In Ontario and Western Canada, they also have their own unique take on maple syrup. Ontario’s maple syrup is more similar to Quebec’s, but because of its milder weather, it produces a sweeter and less intense syrup. British Columbia’s maple syrup is relatively new to the scene, but its production has quickly grown, and the syrup is said to have a rich, nutty taste, similar to caramel. Additionally, Alberta’s maple syrup is known for its smoky flavor, produced by using wood-fired evaporation methods rather than gas or oil.
In conclusion, while Canada’s favorite drink, maple syrup, is loved nationwide, its flavor profile and production methods vary by region and province, making each syrup unique and special.
What is the cultural significance of Canada’s favorite drink?

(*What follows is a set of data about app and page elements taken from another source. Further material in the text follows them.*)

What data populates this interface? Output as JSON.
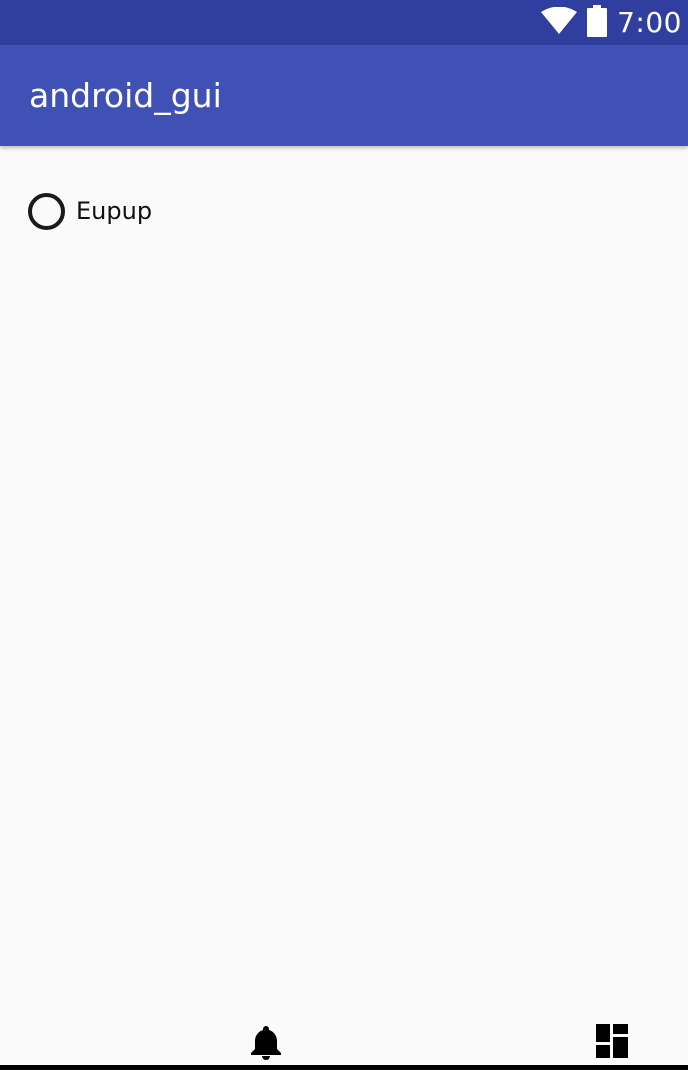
{
  "status_bar": {
    "time": "7:00",
    "icons": [
      "wifi-icon",
      "battery-icon"
    ],
    "background": "#303f9f"
  },
  "app_bar": {
    "title": "android_gui",
    "background": "#3f51b5"
  },
  "content": {
    "radio_option": {
      "label": "Eupup",
      "checked": false
    }
  },
  "bottom_nav": {
    "items": [
      {
        "icon": "notifications-bell-icon"
      },
      {
        "icon": "dashboard-icon"
      }
    ]
  }
}
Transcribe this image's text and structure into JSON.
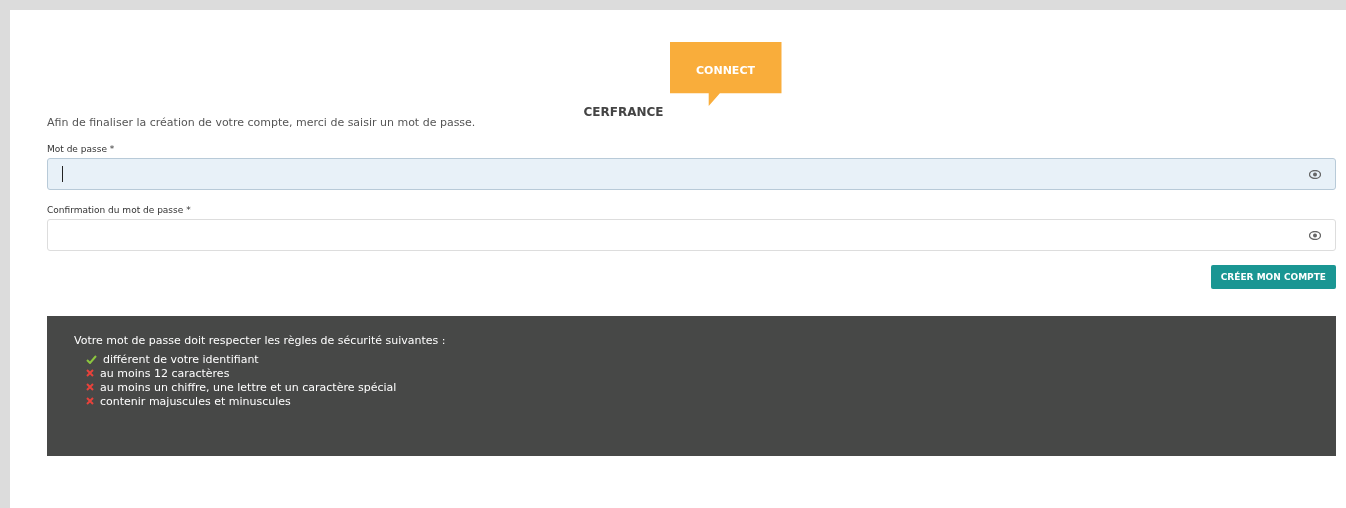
{
  "logo": {
    "badge": "CONNECT",
    "brand": "CERFRANCE"
  },
  "intro": "Afin de finaliser la création de votre compte, merci de saisir un mot de passe.",
  "fields": [
    {
      "label": "Mot de passe *",
      "focused": true
    },
    {
      "label": "Confirmation du mot de passe *",
      "focused": false
    }
  ],
  "submit": "CRÉER MON COMPTE",
  "rules": {
    "title": "Votre mot de passe doit respecter les règles de sécurité suivantes :",
    "items": [
      {
        "text": "différent de votre identifiant",
        "met": true
      },
      {
        "text": "au moins 12 caractères",
        "met": false
      },
      {
        "text": "au moins un chiffre, une lettre et un caractère spécial",
        "met": false
      },
      {
        "text": "contenir majuscules et minuscules",
        "met": false
      }
    ]
  }
}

Canada’s favorite drink, maple syrup, holds immense cultural significance for the country. Maple syrup has been a staple in Canadian cuisine for centuries and has even been nicknamed “liquid gold”. The Indigenous peoples of Canada were the first to discover and use maple syrup, utilizing it both as a food source and for medicinal purposes. For them, maple syrup held a spiritual significance, serving as a symbol of the start of the new year and as a gift from the Creator.
Today, maple syrup continues to hold cultural importance to Canadians. The maple tree is a national icon and symbolizes the country’s natural beauty and richness. Canadians view the production of maple syrup as a point of pride, celebrating the hard work and craft of maple syrup producers. The annual maple syrup harvest in Canada, which spans from February to April, is a cultural event that showcases Canada’s rural lifestyle and traditions. Maple syrup is also an integral part of Canadian cuisine, with many famous Canadian dishes featuring maple syrup as a key ingredient.
In conclusion, maple syrup is more than just a sweet treat for Canadians – it is a symbol of their history, culture, and identity. Its cultural significance is deeply rooted in Canadian tradition and continues to be celebrated and cherished by Canadians across the country.
How has Canada’s drink preferences changed over time, and what factors have contributed to these changes?
Canada’s drink preferences have gone through a series of transformations over time. One of the most notable changes is the shift away from beer as the drink of choice. This trend can be attributed to a variety of factors, including increased interest in artisanal cocktails and the rise of the craft beer movement. The growing popularity of coffee and tea as well as the increasing availability of healthy and non-alcoholic options has also contributed to the decline in beer consumption.
Another factor that has influenced Canada’s changing drink preferences is the country’s multiculturalism. Immigrants from all over the world have brought with them their own unique drinks and beverages, introducing Canadians to new tastes and traditions. This has led to an increasing appreciation for global cuisine and a growing interest in international drinks such as boba tea and sake.
Finally, Canada’s changing demographics and health concerns have also played a role in the shift towards healthier drink options. Consumers are becoming more health-conscious and mindful of their beverage choices, leading to the rise of low-sugar and zero-calorie drinks. Overall, it appears that Canadians are open to trying new drinks and embracing different cultures, which bodes well for the future of Canadian beverage industry.